[[ Input data, beginning ]]

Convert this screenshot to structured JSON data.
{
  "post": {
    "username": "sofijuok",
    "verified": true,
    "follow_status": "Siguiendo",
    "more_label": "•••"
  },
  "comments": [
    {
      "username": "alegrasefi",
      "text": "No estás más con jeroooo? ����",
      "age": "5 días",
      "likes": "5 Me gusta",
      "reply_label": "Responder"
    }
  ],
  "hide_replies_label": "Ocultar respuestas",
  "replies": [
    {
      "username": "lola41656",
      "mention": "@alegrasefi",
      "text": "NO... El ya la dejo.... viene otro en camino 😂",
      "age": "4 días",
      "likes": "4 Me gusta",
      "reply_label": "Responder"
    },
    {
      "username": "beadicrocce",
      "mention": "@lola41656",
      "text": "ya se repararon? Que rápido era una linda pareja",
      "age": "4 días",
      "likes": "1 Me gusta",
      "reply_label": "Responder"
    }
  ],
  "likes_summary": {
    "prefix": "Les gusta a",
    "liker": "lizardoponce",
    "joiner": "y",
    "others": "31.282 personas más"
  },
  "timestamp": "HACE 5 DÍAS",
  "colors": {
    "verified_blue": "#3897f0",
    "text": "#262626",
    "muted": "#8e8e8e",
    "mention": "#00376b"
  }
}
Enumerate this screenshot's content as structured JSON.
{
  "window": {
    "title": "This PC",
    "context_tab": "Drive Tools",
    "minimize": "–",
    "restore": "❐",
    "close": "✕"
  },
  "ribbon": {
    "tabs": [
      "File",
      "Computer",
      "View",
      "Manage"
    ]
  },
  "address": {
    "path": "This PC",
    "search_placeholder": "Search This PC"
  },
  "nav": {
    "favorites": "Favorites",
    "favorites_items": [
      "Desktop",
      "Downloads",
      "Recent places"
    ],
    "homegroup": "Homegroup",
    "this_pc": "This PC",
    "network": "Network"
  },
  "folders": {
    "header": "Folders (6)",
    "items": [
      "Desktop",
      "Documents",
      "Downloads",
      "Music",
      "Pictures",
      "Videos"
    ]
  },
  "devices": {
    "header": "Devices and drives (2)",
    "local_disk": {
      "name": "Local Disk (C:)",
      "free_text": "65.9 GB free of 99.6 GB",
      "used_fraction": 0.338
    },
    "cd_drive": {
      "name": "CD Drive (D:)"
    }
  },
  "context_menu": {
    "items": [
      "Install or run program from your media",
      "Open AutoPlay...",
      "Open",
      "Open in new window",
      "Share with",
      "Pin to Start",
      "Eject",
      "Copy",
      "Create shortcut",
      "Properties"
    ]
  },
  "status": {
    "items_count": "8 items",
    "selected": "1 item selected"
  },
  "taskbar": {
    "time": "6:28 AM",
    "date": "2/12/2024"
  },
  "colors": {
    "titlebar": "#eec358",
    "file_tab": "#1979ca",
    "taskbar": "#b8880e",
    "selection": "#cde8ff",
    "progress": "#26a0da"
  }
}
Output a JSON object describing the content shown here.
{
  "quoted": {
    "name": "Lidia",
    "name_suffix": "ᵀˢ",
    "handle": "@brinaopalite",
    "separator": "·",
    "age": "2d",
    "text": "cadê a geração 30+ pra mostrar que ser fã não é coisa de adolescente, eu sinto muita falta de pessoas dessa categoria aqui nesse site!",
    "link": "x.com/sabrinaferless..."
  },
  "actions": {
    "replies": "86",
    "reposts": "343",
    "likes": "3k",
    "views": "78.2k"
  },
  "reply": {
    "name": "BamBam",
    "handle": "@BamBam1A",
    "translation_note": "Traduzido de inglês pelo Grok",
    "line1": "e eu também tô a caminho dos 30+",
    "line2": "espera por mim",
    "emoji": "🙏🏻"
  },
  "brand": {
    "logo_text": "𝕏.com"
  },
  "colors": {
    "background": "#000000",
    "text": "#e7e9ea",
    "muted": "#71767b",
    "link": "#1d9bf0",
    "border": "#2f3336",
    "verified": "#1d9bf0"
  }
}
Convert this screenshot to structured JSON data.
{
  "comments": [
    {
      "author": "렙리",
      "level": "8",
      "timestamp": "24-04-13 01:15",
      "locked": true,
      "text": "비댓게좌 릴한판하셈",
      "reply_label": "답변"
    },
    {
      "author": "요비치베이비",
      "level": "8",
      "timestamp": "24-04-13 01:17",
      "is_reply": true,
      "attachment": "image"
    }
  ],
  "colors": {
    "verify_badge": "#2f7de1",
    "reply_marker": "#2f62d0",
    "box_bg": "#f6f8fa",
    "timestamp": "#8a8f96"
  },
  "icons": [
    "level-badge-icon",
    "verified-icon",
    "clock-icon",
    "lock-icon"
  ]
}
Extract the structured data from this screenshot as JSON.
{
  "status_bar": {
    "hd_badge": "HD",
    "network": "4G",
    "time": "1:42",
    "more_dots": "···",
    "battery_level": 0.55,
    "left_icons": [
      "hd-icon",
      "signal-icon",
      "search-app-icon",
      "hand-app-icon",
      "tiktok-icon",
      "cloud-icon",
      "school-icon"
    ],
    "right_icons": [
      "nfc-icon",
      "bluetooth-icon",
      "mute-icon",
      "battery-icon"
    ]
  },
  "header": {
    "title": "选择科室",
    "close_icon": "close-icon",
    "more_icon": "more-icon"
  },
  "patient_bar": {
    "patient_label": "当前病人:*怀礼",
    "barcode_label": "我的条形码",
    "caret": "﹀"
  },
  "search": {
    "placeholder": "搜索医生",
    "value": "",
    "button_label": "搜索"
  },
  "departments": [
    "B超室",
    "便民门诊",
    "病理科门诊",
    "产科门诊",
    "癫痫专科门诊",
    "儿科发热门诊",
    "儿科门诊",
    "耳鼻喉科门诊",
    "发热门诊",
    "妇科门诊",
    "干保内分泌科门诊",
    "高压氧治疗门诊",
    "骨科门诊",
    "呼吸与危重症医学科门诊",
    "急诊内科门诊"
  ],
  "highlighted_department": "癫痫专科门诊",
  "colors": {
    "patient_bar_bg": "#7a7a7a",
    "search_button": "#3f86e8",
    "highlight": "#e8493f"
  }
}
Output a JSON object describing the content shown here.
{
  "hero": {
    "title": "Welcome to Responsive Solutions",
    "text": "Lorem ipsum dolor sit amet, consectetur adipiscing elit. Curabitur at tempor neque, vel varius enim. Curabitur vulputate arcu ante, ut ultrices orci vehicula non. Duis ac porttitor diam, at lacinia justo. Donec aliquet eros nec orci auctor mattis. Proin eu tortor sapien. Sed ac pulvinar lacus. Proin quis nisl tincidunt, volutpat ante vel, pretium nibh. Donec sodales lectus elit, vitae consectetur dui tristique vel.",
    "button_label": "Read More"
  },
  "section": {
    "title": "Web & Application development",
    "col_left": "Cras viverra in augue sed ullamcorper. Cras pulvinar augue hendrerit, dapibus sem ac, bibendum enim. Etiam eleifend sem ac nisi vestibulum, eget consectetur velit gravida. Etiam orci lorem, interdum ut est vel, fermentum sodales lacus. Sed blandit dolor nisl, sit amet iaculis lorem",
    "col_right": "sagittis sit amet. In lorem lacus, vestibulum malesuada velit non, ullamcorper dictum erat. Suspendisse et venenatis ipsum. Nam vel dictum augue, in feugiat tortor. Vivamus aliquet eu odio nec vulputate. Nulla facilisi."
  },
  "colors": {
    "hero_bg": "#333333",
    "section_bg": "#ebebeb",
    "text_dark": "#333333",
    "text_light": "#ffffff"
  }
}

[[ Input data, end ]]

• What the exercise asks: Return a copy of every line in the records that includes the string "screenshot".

• Answer to the exercise:
Convert this screenshot to structured JSON data.
Enumerate this screenshot's content as structured JSON.
Convert this screenshot to structured JSON data.
Extract the structured data from this screenshot as JSON.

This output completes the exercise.